## The task
Let the answer be the lines from the one with "What's the underlying" to the end of the entries, copied exactly with both boundary lines kept.

## Records for this task
>>>

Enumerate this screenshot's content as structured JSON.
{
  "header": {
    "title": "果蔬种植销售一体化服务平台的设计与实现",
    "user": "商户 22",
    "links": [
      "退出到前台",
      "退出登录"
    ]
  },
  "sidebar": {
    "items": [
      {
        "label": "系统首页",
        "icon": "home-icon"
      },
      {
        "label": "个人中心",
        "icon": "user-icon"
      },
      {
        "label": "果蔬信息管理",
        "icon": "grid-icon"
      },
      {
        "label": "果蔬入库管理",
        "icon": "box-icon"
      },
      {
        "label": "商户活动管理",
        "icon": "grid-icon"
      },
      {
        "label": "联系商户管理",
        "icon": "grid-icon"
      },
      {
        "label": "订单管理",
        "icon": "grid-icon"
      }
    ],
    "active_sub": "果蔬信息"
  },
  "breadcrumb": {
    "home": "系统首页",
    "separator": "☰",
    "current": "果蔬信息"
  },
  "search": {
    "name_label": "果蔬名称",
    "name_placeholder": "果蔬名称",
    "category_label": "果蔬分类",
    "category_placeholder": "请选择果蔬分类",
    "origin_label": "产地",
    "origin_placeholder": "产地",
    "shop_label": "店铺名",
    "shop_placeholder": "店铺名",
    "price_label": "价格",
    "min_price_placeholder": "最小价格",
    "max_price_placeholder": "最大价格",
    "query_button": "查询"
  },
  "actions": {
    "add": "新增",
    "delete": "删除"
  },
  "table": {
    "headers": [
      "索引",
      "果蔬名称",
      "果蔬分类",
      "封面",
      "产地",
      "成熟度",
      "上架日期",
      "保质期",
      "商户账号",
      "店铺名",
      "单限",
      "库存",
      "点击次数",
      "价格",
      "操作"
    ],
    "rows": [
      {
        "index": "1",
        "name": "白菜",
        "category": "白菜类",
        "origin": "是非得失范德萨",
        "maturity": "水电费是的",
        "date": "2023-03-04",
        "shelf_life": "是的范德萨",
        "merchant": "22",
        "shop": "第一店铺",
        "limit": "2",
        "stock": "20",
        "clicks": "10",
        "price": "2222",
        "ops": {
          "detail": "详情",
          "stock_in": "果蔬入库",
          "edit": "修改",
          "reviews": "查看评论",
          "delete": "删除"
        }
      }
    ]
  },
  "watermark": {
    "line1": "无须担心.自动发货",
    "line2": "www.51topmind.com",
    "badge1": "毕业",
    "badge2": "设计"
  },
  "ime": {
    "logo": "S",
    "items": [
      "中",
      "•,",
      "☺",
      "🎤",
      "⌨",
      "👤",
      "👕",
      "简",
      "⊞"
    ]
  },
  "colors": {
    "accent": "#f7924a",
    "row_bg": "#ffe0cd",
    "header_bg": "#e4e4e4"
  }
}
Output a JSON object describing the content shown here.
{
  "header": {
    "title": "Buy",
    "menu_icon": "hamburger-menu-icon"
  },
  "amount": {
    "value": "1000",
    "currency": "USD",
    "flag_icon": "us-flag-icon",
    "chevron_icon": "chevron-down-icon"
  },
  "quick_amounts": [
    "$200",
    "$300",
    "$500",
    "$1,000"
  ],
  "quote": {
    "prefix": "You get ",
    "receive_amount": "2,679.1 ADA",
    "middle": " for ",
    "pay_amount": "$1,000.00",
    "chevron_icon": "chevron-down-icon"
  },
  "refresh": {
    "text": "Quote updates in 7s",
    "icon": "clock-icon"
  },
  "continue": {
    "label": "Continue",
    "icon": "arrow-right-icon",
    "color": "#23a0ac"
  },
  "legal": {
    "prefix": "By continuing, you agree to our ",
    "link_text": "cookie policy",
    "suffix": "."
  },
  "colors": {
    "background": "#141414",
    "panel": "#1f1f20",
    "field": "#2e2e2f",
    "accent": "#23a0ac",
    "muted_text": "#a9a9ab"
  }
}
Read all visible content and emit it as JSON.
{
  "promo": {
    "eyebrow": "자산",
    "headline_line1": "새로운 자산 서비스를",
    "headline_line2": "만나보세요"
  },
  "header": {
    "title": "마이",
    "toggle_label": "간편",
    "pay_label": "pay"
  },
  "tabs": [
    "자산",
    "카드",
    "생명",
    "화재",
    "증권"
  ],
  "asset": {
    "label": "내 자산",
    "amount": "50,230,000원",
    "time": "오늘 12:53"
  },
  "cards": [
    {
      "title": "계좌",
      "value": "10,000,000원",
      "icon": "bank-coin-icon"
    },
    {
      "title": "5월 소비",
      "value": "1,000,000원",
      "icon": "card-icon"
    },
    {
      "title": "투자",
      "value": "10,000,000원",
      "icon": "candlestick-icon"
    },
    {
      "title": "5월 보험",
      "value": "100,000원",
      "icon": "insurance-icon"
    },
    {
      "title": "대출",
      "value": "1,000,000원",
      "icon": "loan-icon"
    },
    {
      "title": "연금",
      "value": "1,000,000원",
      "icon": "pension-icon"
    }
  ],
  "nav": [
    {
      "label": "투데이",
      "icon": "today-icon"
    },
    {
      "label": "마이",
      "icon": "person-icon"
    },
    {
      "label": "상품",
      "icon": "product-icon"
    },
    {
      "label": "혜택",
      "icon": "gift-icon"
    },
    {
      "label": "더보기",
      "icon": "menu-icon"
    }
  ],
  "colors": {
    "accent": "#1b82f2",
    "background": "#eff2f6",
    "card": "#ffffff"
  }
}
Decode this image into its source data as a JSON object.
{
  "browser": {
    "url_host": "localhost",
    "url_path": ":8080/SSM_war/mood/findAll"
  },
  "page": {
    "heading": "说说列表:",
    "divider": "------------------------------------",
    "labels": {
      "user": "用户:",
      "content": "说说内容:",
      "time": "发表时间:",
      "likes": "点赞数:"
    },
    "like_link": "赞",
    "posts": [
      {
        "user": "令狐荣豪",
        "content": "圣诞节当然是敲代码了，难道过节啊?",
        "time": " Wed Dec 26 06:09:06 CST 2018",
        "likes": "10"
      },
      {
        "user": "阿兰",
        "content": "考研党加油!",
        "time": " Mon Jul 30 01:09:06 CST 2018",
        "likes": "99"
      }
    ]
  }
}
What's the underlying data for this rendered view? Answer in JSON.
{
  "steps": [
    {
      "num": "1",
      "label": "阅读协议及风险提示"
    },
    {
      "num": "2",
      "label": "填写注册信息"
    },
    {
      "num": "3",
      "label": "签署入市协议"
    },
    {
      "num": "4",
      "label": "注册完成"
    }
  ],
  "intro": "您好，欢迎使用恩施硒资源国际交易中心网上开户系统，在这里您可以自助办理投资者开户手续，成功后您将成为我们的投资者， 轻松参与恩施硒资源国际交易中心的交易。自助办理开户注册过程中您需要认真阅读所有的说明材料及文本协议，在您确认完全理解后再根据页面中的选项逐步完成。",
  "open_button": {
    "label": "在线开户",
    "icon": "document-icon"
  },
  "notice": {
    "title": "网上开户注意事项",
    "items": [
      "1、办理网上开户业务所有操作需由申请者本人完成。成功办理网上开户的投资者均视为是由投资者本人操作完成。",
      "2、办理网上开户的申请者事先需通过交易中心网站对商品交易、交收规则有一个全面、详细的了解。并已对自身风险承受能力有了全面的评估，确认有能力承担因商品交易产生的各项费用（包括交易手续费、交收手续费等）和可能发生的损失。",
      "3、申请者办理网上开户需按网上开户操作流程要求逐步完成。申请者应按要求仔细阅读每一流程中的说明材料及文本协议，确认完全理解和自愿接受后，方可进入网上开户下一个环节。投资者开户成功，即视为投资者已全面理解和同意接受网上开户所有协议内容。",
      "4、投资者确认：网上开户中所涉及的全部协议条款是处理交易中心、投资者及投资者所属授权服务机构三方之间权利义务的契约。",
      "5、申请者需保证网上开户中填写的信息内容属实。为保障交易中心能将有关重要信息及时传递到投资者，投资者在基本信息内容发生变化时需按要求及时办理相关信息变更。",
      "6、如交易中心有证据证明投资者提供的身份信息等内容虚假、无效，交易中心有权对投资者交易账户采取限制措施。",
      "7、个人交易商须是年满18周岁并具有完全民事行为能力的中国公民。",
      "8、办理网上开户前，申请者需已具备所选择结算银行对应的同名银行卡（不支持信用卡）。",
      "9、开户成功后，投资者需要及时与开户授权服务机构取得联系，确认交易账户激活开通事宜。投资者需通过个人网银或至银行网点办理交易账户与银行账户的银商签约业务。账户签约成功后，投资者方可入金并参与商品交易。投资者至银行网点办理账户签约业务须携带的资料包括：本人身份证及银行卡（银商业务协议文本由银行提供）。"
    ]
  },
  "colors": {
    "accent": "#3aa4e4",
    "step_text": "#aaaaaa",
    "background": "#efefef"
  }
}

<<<

## Result for this task
What's the underlying data for this rendered view? Answer in JSON.
{
  "steps": [
    {
      "num": "1",
      "label": "阅读协议及风险提示"
    },
    {
      "num": "2",
      "label": "填写注册信息"
    },
    {
      "num": "3",
      "label": "签署入市协议"
    },
    {
      "num": "4",
      "label": "注册完成"
    }
  ],
  "intro": "您好，欢迎使用恩施硒资源国际交易中心网上开户系统，在这里您可以自助办理投资者开户手续，成功后您将成为我们的投资者， 轻松参与恩施硒资源国际交易中心的交易。自助办理开户注册过程中您需要认真阅读所有的说明材料及文本协议，在您确认完全理解后再根据页面中的选项逐步完成。",
  "open_button": {
    "label": "在线开户",
    "icon": "document-icon"
  },
  "notice": {
    "title": "网上开户注意事项",
    "items": [
      "1、办理网上开户业务所有操作需由申请者本人完成。成功办理网上开户的投资者均视为是由投资者本人操作完成。",
      "2、办理网上开户的申请者事先需通过交易中心网站对商品交易、交收规则有一个全面、详细的了解。并已对自身风险承受能力有了全面的评估，确认有能力承担因商品交易产生的各项费用（包括交易手续费、交收手续费等）和可能发生的损失。",
      "3、申请者办理网上开户需按网上开户操作流程要求逐步完成。申请者应按要求仔细阅读每一流程中的说明材料及文本协议，确认完全理解和自愿接受后，方可进入网上开户下一个环节。投资者开户成功，即视为投资者已全面理解和同意接受网上开户所有协议内容。",
      "4、投资者确认：网上开户中所涉及的全部协议条款是处理交易中心、投资者及投资者所属授权服务机构三方之间权利义务的契约。",
      "5、申请者需保证网上开户中填写的信息内容属实。为保障交易中心能将有关重要信息及时传递到投资者，投资者在基本信息内容发生变化时需按要求及时办理相关信息变更。",
      "6、如交易中心有证据证明投资者提供的身份信息等内容虚假、无效，交易中心有权对投资者交易账户采取限制措施。",
      "7、个人交易商须是年满18周岁并具有完全民事行为能力的中国公民。",
      "8、办理网上开户前，申请者需已具备所选择结算银行对应的同名银行卡（不支持信用卡）。",
      "9、开户成功后，投资者需要及时与开户授权服务机构取得联系，确认交易账户激活开通事宜。投资者需通过个人网银或至银行网点办理交易账户与银行账户的银商签约业务。账户签约成功后，投资者方可入金并参与商品交易。投资者至银行网点办理账户签约业务须携带的资料包括：本人身份证及银行卡（银商业务协议文本由银行提供）。"
    ]
  },
  "colors": {
    "accent": "#3aa4e4",
    "step_text": "#aaaaaa",
    "background": "#efefef"
  }
}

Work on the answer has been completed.